Everything You Need To Know About Lychee in Hawaiʻi
The high-demand fruit, in season from now through September, has come to represent summer in the Islands.
Springer Kaye remembers growing up in Mānoa on Oʻahu with a neighbor who would share lychee with her family. It has always reminded her of summer in Hawaiʻi.
“We would sit there, with that big paper bag of lychee, covered in the sticky sap,” says Kaye, who now operates Kaye Family Farms, a lychee farm on Hawaiʻi Island.
Lychee seasons run from May through September in the Islands. And for many of us who grew up in Hawaiʻi, it’s not summer until you peel the prickly red skin of a lychee fruit and feast on the sweet, juicy translucent fruit inside.
With fewer and fewer trees in backyards in the Islands—this is true for mango trees, too, cut down because they’re too hard or expensive to maintain or to make room for extensions to homes—lychee has become a coveted fruit, commanding $7 a pound in local grocery stores. (Kaye’s neighbor in Mānoa eventually cut down his tree, too.)
So what’s the deal with lychee, anyway?
Let’s start from the beginning.
Lychee (Litchi chinensis) is an evergreen tree that produces round, red, rough-skinned fruits. Originally from southeast China, lychee was brought to Hawaiʻi in 1873 by Ching Chock and planted on the property of Chun Afong at the corner of Nuʻuanu and School streets in Honolulu. It was known as the “Afong Tree.”
There are hundreds of varieties of lychee around the world, though you’ll find only three most often in Hawaiʻi’s: Kwai Mi (the first lychee introduced to the Islands), Groff and Kaimana.

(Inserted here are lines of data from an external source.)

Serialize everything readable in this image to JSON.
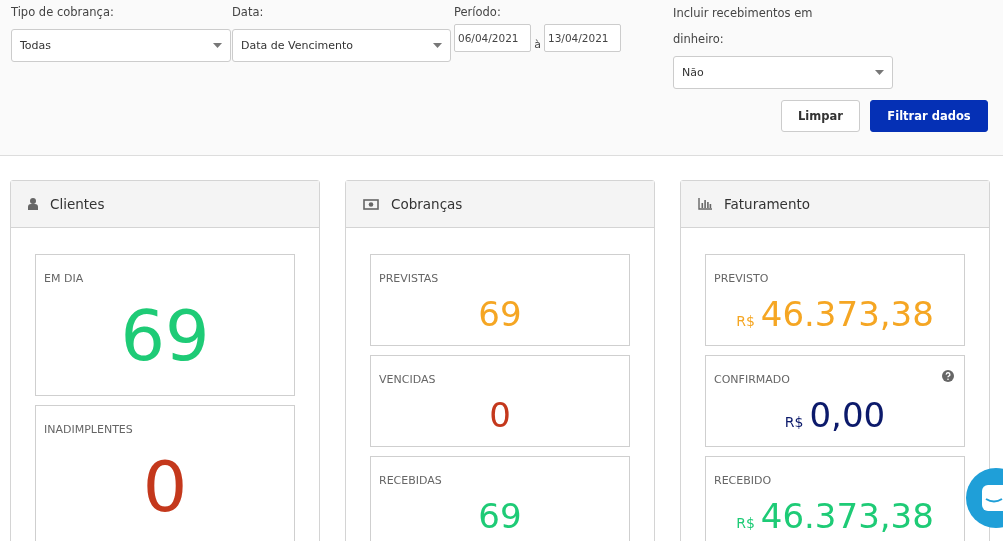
{
  "filters": {
    "charge_type": {
      "label": "Tipo de cobrança:",
      "value": "Todas"
    },
    "date": {
      "label": "Data:",
      "value": "Data de Vencimento"
    },
    "period": {
      "label": "Período:",
      "from": "06/04/2021",
      "separator": "à",
      "to": "13/04/2021"
    },
    "cash": {
      "label": "Incluir recebimentos em dinheiro:",
      "value": "Não"
    },
    "buttons": [
      {
        "label": "Limpar",
        "kind": "secondary"
      },
      {
        "label": "Filtrar dados",
        "kind": "primary"
      }
    ]
  },
  "cards": [
    {
      "title": "Clientes",
      "tiles": [
        {
          "label": "EM DIA",
          "value": "69",
          "color": "#1ecb76",
          "help": false
        },
        {
          "label": "INADIMPLENTES",
          "value": "0",
          "color": "#c4381c",
          "help": false
        }
      ]
    },
    {
      "title": "Cobranças",
      "tiles": [
        {
          "label": "PREVISTAS",
          "value": "69",
          "color": "#f5a623",
          "help": false
        },
        {
          "label": "VENCIDAS",
          "value": "0",
          "color": "#c4381c",
          "help": false
        },
        {
          "label": "RECEBIDAS",
          "value": "69",
          "color": "#1ecb76",
          "help": false
        }
      ]
    },
    {
      "title": "Faturamento",
      "tiles": [
        {
          "label": "PREVISTO",
          "currency": "R$",
          "value": "46.373,38",
          "color": "#f5a623",
          "help": false
        },
        {
          "label": "CONFIRMADO",
          "currency": "R$",
          "value": "0,00",
          "color": "#0c1a6b",
          "help": true
        },
        {
          "label": "RECEBIDO",
          "currency": "R$",
          "value": "46.373,38",
          "color": "#1ecb76",
          "help": false
        }
      ]
    }
  ]
}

Lychee is most often eaten right off the tree—or, even better, right out of the fridge. The best lychee fruits boast a juicy, sweet flesh inside with a smaller seed. It’s hard to describe the taste—though, to be sure, it tastes nothing like the canned version. It’s almost a cross between a strawberry and a grape, with a sweet, floral fragrance. While in season, you can find lychee in everything from cocktails to sorbet in Hawaiʻi.
You want to look for a red, rosy color with a smoothed-out skin, says Kaye: “When lychee matures, the scales around the middle of the fruit should be smooth, and they should have a little give to it.”
You want to put lychee in the fridge—or freezer—ASAP. You can’t leave them on your kitchen counter for very long. Fruits last up to three weeks in the fridge—put them in a damp paper bag—or three months in the freezer. If the shell dries out and turns brown, it doesn’t necessarily mean the fruit inside is bad, too, she says.
Deliciousness aside, lychee also has health benefits to note. It’s loaded with vitamin C—more than oranges and lemons—antioxidants and B-complex vitamins like niacin and folates.
So how do you pronounce it?
In Hawaiʻi, we say, lai-chee. In other places, it’s pronounced, lee-chee. Which is correct? Likely, neither. But when in Hawaiʻi…
Hawaiʻi Island arguably grows the best lychee, says Ken Love, executive director of the Hawaiʻi Tropical Fruit Growers, because of the combination of ample rainfall and heat, which causes the fruits to have a higher sugar content, therefore sweeter.
Kaye’s 28-acre farm in Honomū, about 15 miles north of Hilo (and near ʻAkaka Falls), specializes in lychee. She has 120 trees—with more being planted—producing about 5,000 pounds of fruit a year. She sells them direct to customers within the state—and they go quick. (Other, larger farms can sell to the Mainland.) Every Friday she posts her inventory on her website for the coming week and she’s sold out in 20 minutes. Her last harvest was over the Fourth of July weekend.
Kaye’s favorite way to eat lychee?
“Lately, we’ve been making lychee drinks,” she says. “We blend it—equal parts lychee and ice—and add coconut milk. You can even add a shot of vodka, if you want. It’s such a nice, frothy ice-cold drink to have on a hot day.”